Because of the government shutdown. If we get to this point where in 2014 we do not take back the House, one of the best presidents this nation has ever had is going to be handcuffed. He's not going to do anything. And ultimately when the next election comes around and we get a progressive running, people are going to look around and say, "Oh, what did Barack Obama do? He couldn't do anything because he was handicapped with a House that purposefully went out of its way to obstruct him."
That's what's pulling me in this direction. In 2014 we need to make a choice. Are we going to give our President two years of a good House that can move our leadership? Or are we going to live with the same people that have been obstructing him?
The Progressive: Do you see this campaign as a permanent career change?
I would go back to filmmaking at some point. I'm very much in favor of having term limits for the Senate and the Congress, which is something that you won't hear many people say.
The reason is because if you continue with the same people you end up in the type of quagmire that we're in right now. You don't get fresh ideas. Our democracy needs to move at a fast pace. They need leadership. They need people that are coming in with new ideas.

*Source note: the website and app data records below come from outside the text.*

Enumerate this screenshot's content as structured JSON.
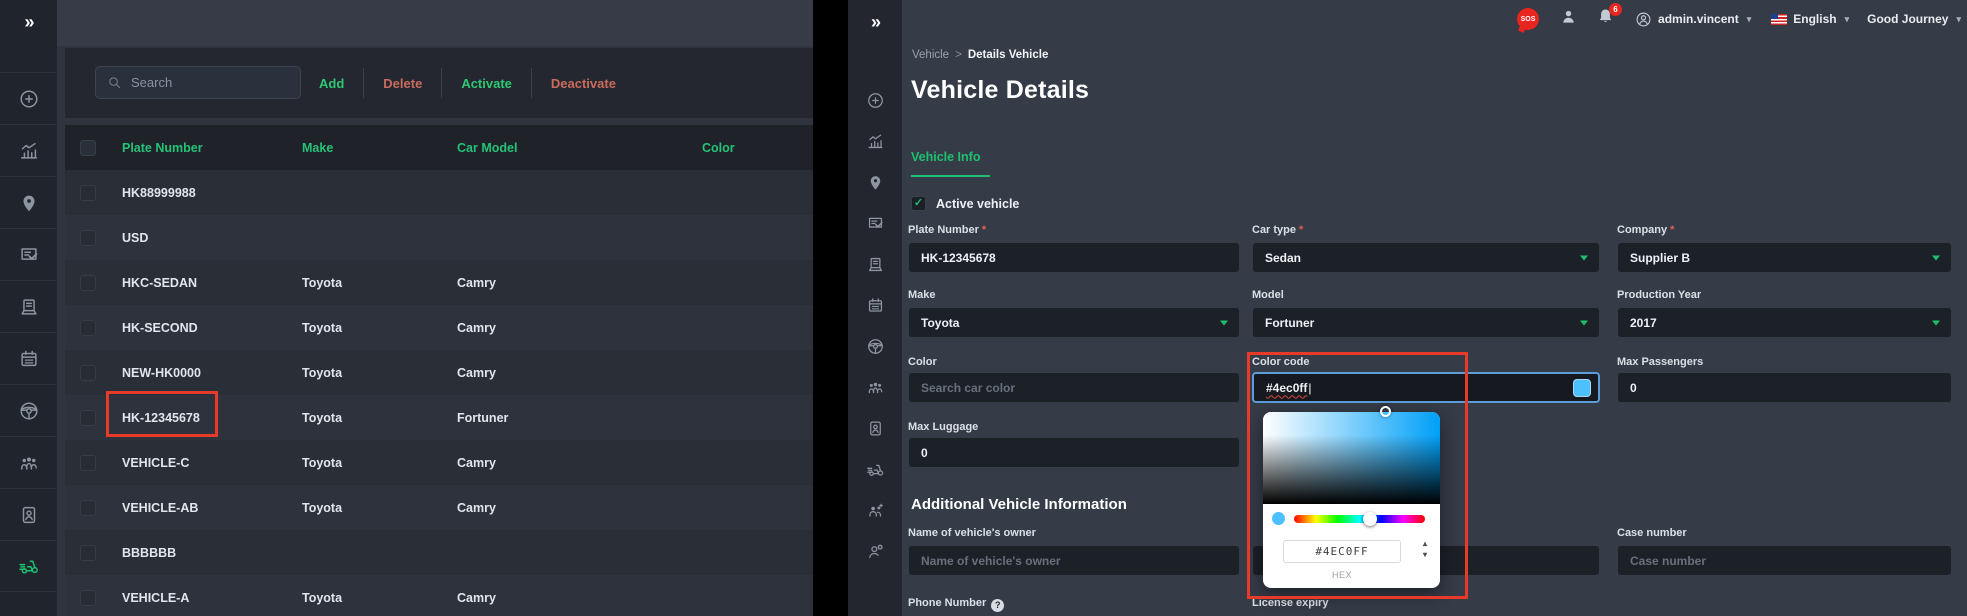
{
  "colors": {
    "accent_green": "#1ec16f",
    "table_header_green": "#25c377",
    "annotation_red": "#e83a28",
    "action_add": "#2ec973",
    "action_delete": "#c96c5d",
    "action_activate": "#2ec973",
    "action_deactivate": "#c96c5d",
    "color_swatch": "#4dc0ff",
    "focus_border": "#5c9cd8"
  },
  "left_sidebar": {
    "expand_icon": "double-chevron-right",
    "icons": [
      "target-icon",
      "analytics-icon",
      "location-icon",
      "survey-icon",
      "receipt-icon",
      "calendar-icon",
      "steering-wheel-icon",
      "passengers-icon",
      "contact-card-icon",
      "vehicle-scooter-icon"
    ]
  },
  "mini_sidebar": {
    "expand_icon": "double-chevron-right",
    "icons": [
      "target-icon",
      "analytics-icon",
      "location-icon",
      "survey-icon",
      "receipt-icon",
      "calendar-icon",
      "steering-wheel-icon",
      "passengers-icon",
      "contact-card-icon",
      "vehicle-scooter-icon",
      "team-icon",
      "person-add-icon"
    ]
  },
  "left_panel": {
    "search": {
      "placeholder": "Search"
    },
    "actions": {
      "add": "Add",
      "delete": "Delete",
      "activate": "Activate",
      "deactivate": "Deactivate"
    },
    "table": {
      "columns": {
        "plate": "Plate Number",
        "make": "Make",
        "model": "Car Model",
        "color": "Color"
      },
      "rows": [
        {
          "plate": "HK88999988",
          "make": "",
          "model": "",
          "color": ""
        },
        {
          "plate": "USD",
          "make": "",
          "model": "",
          "color": ""
        },
        {
          "plate": "HKC-SEDAN",
          "make": "Toyota",
          "model": "Camry",
          "color": ""
        },
        {
          "plate": "HK-SECOND",
          "make": "Toyota",
          "model": "Camry",
          "color": ""
        },
        {
          "plate": "NEW-HK0000",
          "make": "Toyota",
          "model": "Camry",
          "color": ""
        },
        {
          "plate": "HK-12345678",
          "make": "Toyota",
          "model": "Fortuner",
          "color": ""
        },
        {
          "plate": "VEHICLE-C",
          "make": "Toyota",
          "model": "Camry",
          "color": ""
        },
        {
          "plate": "VEHICLE-AB",
          "make": "Toyota",
          "model": "Camry",
          "color": ""
        },
        {
          "plate": "BBBBBB",
          "make": "",
          "model": "",
          "color": ""
        },
        {
          "plate": "VEHICLE-A",
          "make": "Toyota",
          "model": "Camry",
          "color": ""
        }
      ]
    }
  },
  "header": {
    "sos_label": "SOS",
    "notification_count": "6",
    "username": "admin.vincent",
    "language": "English",
    "org_name": "Good Journey"
  },
  "breadcrumb": {
    "parent": "Vehicle",
    "separator": ">",
    "current": "Details Vehicle"
  },
  "main": {
    "title": "Vehicle Details",
    "tab_label": "Vehicle Info",
    "active_checkbox_label": "Active vehicle",
    "check_glyph": "✓",
    "section_title": "Additional Vehicle Information",
    "fields": {
      "plate_number": {
        "label": "Plate Number",
        "required": "*",
        "value": "HK-12345678"
      },
      "car_type": {
        "label": "Car type",
        "required": "*",
        "value": "Sedan"
      },
      "company": {
        "label": "Company",
        "required": "*",
        "value": "Supplier B"
      },
      "make": {
        "label": "Make",
        "value": "Toyota"
      },
      "model": {
        "label": "Model",
        "value": "Fortuner"
      },
      "production_year": {
        "label": "Production Year",
        "value": "2017"
      },
      "color": {
        "label": "Color",
        "placeholder": "Search car color"
      },
      "color_code": {
        "label": "Color code",
        "value": "#4ec0ff"
      },
      "max_passengers": {
        "label": "Max Passengers",
        "value": "0"
      },
      "max_luggage": {
        "label": "Max Luggage",
        "value": "0"
      },
      "owner_name": {
        "label": "Name of vehicle's owner",
        "placeholder": "Name of vehicle's owner"
      },
      "case_number": {
        "label": "Case number",
        "placeholder": "Case number"
      },
      "phone_number": {
        "label": "Phone Number",
        "help": "?"
      },
      "license_expiry": {
        "label": "License expiry"
      }
    }
  },
  "color_picker": {
    "hex_value": "#4EC0FF",
    "format_label": "HEX",
    "current_color": "#4dc0ff"
  }
}
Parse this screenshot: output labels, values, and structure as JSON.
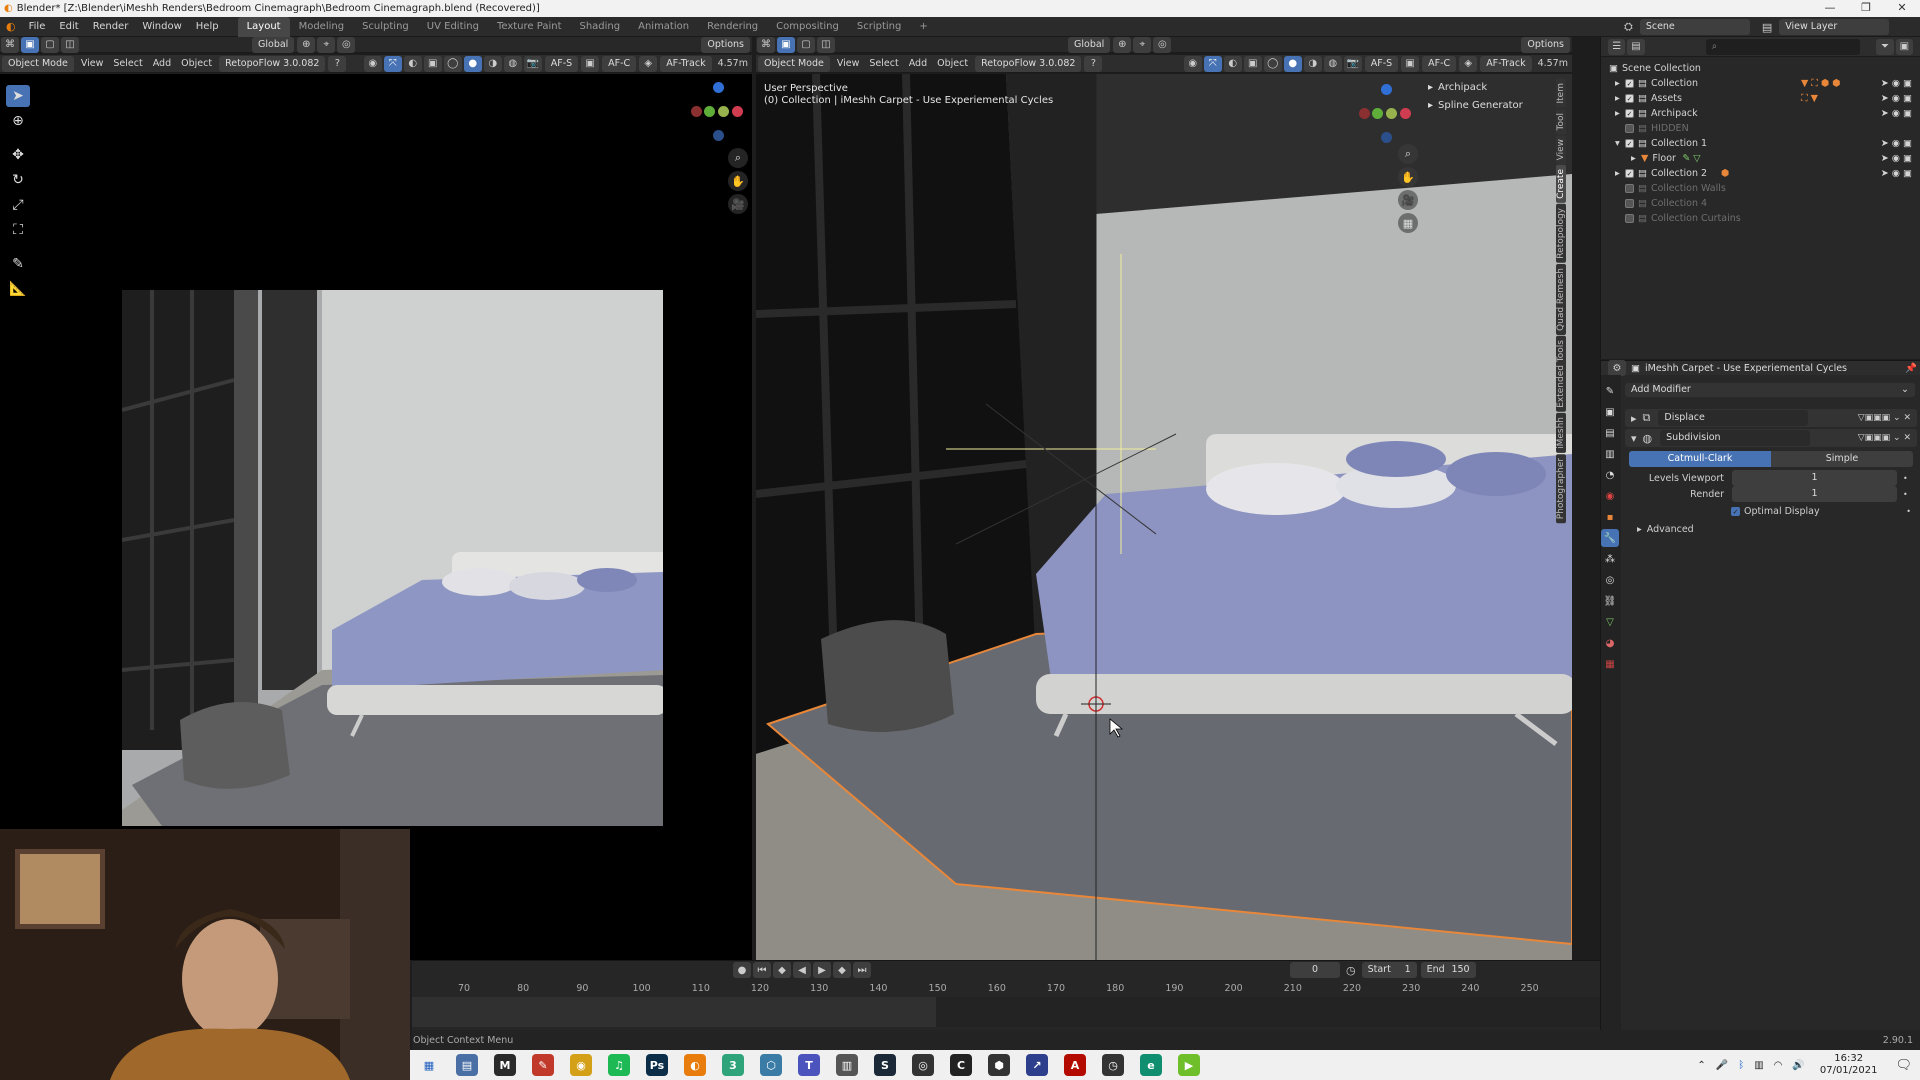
{
  "titlebar": {
    "text": "Blender* [Z:\\Blender\\iMeshh Renders\\Bedroom Cinemagraph\\Bedroom Cinemagraph.blend (Recovered)]"
  },
  "menu": [
    "File",
    "Edit",
    "Render",
    "Window",
    "Help"
  ],
  "workspaces": [
    "Layout",
    "Modeling",
    "Sculpting",
    "UV Editing",
    "Texture Paint",
    "Shading",
    "Animation",
    "Rendering",
    "Compositing",
    "Scripting"
  ],
  "active_workspace": "Layout",
  "scene": {
    "name": "Scene",
    "view_layer": "View Layer"
  },
  "left_viewport_header": {
    "mode": "Object Mode",
    "menus": [
      "View",
      "Select",
      "Add",
      "Object"
    ],
    "addon": "RetopoFlow 3.0.082",
    "orientation": "Global",
    "options": "Options",
    "af_s": "AF-S",
    "af_c": "AF-C",
    "af_track": "AF-Track",
    "distance": "4.57m"
  },
  "main_viewport_header": {
    "mode": "Object Mode",
    "menus": [
      "View",
      "Select",
      "Add",
      "Object"
    ],
    "addon": "RetopoFlow 3.0.082",
    "orientation": "Global",
    "options": "Options",
    "af_s": "AF-S",
    "af_c": "AF-C",
    "af_track": "AF-Track",
    "distance": "4.57m"
  },
  "main_viewport": {
    "perspective": "User Perspective",
    "collection_info": "(0) Collection | iMeshh Carpet - Use Experiemental Cycles",
    "n_panel_items": [
      "Archipack",
      "Spline Generator"
    ]
  },
  "n_panel_tabs": [
    "Item",
    "Tool",
    "View",
    "Create",
    "Retopology",
    "Quad Remesh",
    "Extended Tools",
    "iMeshh",
    "Photographer"
  ],
  "outliner": {
    "root": "Scene Collection",
    "items": [
      {
        "label": "Collection",
        "enabled": true
      },
      {
        "label": "Assets",
        "enabled": true
      },
      {
        "label": "Archipack",
        "enabled": true
      },
      {
        "label": "HIDDEN",
        "enabled": false
      },
      {
        "label": "Collection 1",
        "enabled": true
      },
      {
        "label": "Floor",
        "enabled": true
      },
      {
        "label": "Collection 2",
        "enabled": true
      },
      {
        "label": "Collection Walls",
        "enabled": false
      },
      {
        "label": "Collection 4",
        "enabled": false
      },
      {
        "label": "Collection Curtains",
        "enabled": false
      }
    ]
  },
  "properties": {
    "object_name": "iMeshh Carpet - Use Experiemental Cycles",
    "add_modifier": "Add Modifier",
    "modifiers": [
      {
        "name": "Displace"
      },
      {
        "name": "Subdivision"
      }
    ],
    "subdiv_types": [
      "Catmull-Clark",
      "Simple"
    ],
    "levels_viewport_label": "Levels Viewport",
    "levels_viewport": "1",
    "render_label": "Render",
    "render": "1",
    "optimal_display": "Optimal Display",
    "advanced": "Advanced"
  },
  "timeline": {
    "current_frame": "0",
    "start_label": "Start",
    "start": "1",
    "end_label": "End",
    "end": "150",
    "ticks": [
      "70",
      "80",
      "90",
      "100",
      "110",
      "120",
      "130",
      "140",
      "150",
      "160",
      "170",
      "180",
      "190",
      "200",
      "210",
      "220",
      "230",
      "240",
      "250"
    ]
  },
  "status": {
    "left": "Object Context Menu",
    "version": "2.90.1"
  },
  "taskbar": {
    "time": "16:32",
    "date": "07/01/2021",
    "icons": [
      {
        "name": "explorer",
        "glyph": "▤",
        "color": "#4a6fa5"
      },
      {
        "name": "app-m",
        "glyph": "M",
        "color": "#2a2a2a"
      },
      {
        "name": "pen",
        "glyph": "✎",
        "color": "#c0392b"
      },
      {
        "name": "chrome",
        "glyph": "◉",
        "color": "#d4a017"
      },
      {
        "name": "spotify",
        "glyph": "♫",
        "color": "#1db954"
      },
      {
        "name": "photoshop",
        "glyph": "Ps",
        "color": "#0c2d48"
      },
      {
        "name": "blender",
        "glyph": "◐",
        "color": "#e87d0d"
      },
      {
        "name": "app-3",
        "glyph": "3",
        "color": "#2fa37a"
      },
      {
        "name": "cube",
        "glyph": "⬡",
        "color": "#3a7ca5"
      },
      {
        "name": "teams",
        "glyph": "T",
        "color": "#4b53bc"
      },
      {
        "name": "files",
        "glyph": "▥",
        "color": "#555"
      },
      {
        "name": "steam",
        "glyph": "S",
        "color": "#1b2838"
      },
      {
        "name": "discord",
        "glyph": "◎",
        "color": "#333"
      },
      {
        "name": "app-c",
        "glyph": "C",
        "color": "#222"
      },
      {
        "name": "unity",
        "glyph": "⬢",
        "color": "#333"
      },
      {
        "name": "app-arrow",
        "glyph": "↗",
        "color": "#2d3e8c"
      },
      {
        "name": "acrobat",
        "glyph": "A",
        "color": "#b30b00"
      },
      {
        "name": "clock",
        "glyph": "◷",
        "color": "#333"
      },
      {
        "name": "edge",
        "glyph": "e",
        "color": "#0f8f6f"
      },
      {
        "name": "app-play",
        "glyph": "▶",
        "color": "#6fbf2a"
      }
    ]
  },
  "colors": {
    "accent": "#4772b3",
    "selection": "#e8873a"
  }
}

The Progressive: Hunting culture and gun culture are very important to a lot of people in Wisconsin. How would you plan to address that during your campaign and during your term if you are elected?
I'm a gun owner. Nobody wants to take away your guns. We want to take guns out of the hands of people that don't deserve them. If you do deserve them, which most likely you do, then you shouldn't be worried about it because there's nobody who's going to take the guns out of your hands.
That's why guns are the sixth issue that I have on my agenda. It's more about economic stimulus, about creating more jobs and new ideas for immigration and other profound changes that need to happen.
The Progressive: What would you like to do for immigration?
We need to find a path of citizenship for anyone who's been here for longer than eight years. Not just because they deserve it, but also because they've already paid into the system.
Don't let people scare you about immigrants. They pay sales tax on everything they buy. They pay rentals. They do so much in terms of taxes and economics. If you give them a path to citizenship, ultimately in the next four years we'll have something like $850 billion flood into our nation.
If you've ever driven anywhere in this country you know that there's a vast need for people to come to this country to help build it. If we're not building, just like any corporation, we're dying.
That's the reason we had recession to begin with. Growth dropped. And one of the reasons was the GOP got really tough on immigration. If you kick people out of this country, and if people don't want to come to this country, you're going to have a hard time growing this country.
The Progressive: Racial prejudice and religious prejudice have played a big role in your life already. How will you deal with that during your campaign?
It's sad to say but somebody asked me about this the other day and I said I wouldn't be surprised if I have to deal with somebody burning a cross on my lawn. You know it and I know it, because we're both from that area. I wouldn't be surprised if people were to do some really gnarly stuff to me.
But ultimately I hope that the nation gets behind me, and that people see that's exactly who we're fighting. Those are the people who will support the other side.
The Progressive: What's your next step?
A listening tour. Coming to Wisconsin and doing a listening tour and really getting into the nooks and crannies. My platform is based on the idea of being face to face with the people and that's a vast difference from Ryan.
This video was broadcast by MSNBC on Oct. 17, 2013.